= TASK OBJECTIVE =
Go through the data and report each line that holds the string "text".

** SUPPLIED MATERIAL follows **

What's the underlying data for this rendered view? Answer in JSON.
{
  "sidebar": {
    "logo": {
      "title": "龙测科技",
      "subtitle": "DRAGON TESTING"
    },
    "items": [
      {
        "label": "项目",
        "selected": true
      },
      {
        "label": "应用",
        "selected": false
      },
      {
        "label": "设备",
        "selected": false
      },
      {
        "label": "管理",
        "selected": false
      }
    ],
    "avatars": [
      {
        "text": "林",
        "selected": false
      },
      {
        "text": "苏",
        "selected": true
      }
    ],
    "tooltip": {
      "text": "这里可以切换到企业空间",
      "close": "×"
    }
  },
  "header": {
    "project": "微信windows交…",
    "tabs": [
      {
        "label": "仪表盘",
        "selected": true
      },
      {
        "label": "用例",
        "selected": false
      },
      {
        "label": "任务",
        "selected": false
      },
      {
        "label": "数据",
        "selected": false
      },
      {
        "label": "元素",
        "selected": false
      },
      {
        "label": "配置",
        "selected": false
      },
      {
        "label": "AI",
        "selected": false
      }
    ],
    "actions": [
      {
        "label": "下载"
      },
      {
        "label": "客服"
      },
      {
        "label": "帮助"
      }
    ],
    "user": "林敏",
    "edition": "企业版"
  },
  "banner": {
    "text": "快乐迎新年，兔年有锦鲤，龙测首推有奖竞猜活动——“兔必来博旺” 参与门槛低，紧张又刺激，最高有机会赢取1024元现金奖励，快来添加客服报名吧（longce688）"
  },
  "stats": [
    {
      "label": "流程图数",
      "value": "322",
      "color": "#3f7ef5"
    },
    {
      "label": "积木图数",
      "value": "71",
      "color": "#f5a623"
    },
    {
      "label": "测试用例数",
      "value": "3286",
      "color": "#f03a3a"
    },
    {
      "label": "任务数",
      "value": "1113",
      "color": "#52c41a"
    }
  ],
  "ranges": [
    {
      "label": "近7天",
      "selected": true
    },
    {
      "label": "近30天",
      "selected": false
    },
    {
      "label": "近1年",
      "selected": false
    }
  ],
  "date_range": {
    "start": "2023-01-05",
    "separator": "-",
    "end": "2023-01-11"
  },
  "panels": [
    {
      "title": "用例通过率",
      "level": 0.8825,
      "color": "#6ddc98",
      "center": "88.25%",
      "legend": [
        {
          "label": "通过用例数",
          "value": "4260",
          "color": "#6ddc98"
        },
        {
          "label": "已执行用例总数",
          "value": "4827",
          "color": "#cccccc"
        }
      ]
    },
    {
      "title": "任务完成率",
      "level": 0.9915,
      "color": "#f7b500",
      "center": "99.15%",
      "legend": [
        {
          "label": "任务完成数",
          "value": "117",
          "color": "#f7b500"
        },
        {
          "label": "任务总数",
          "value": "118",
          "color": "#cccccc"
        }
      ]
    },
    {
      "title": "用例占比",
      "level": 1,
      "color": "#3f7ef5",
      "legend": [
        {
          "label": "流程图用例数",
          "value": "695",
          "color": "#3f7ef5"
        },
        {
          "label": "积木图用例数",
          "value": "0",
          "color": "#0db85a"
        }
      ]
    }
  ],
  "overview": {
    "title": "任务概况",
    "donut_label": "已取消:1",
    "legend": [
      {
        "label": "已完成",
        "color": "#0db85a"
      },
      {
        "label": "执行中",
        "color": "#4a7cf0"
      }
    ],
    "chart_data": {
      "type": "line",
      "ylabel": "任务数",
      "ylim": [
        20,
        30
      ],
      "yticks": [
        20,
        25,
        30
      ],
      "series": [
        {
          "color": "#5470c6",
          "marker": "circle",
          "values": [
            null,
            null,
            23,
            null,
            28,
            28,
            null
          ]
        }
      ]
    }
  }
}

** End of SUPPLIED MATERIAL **

= WRITTEN ANSWER =
        "text": "林",
        "text": "苏",
      "text": "这里可以切换到企业空间",
    "text": "快乐迎新年，兔年有锦鲤，龙测首推有奖竞猜活动——“兔必来博旺” 参与门槛低，紧张又刺激，最高有机会赢取1024元现金奖励，快来添加客服报名吧（longce688）"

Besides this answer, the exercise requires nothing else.